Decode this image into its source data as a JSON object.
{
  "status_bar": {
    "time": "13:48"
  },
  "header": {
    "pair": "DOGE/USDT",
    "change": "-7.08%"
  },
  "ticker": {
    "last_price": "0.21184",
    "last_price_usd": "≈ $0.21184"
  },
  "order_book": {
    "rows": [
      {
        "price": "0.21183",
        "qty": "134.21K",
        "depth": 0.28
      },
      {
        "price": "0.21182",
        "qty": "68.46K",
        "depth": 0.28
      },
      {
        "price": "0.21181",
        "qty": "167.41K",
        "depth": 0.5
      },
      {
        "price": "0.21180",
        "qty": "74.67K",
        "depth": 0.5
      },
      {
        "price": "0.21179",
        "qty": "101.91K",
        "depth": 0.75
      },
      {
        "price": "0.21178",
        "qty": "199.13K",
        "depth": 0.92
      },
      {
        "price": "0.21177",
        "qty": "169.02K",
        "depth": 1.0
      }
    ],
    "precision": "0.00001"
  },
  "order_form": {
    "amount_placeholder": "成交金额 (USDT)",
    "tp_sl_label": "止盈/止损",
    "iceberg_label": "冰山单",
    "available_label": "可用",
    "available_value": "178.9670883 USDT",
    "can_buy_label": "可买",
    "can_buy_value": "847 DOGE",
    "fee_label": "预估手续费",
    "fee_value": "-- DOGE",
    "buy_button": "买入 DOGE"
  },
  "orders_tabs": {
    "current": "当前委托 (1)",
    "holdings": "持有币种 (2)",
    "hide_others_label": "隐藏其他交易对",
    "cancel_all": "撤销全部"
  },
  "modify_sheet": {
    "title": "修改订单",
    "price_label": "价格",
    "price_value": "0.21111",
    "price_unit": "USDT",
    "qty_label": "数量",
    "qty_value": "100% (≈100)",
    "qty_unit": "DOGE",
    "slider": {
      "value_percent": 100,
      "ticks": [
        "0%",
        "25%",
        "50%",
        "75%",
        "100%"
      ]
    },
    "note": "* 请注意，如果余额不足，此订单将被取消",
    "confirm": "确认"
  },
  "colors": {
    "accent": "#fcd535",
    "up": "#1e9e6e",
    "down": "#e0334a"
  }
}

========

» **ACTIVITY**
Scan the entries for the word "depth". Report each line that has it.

» **ANSWER SPACE**
        "depth": 0.28
        "depth": 0.28
        "depth": 0.5
        "depth": 0.5
        "depth": 0.75
        "depth": 0.92
        "depth": 1.0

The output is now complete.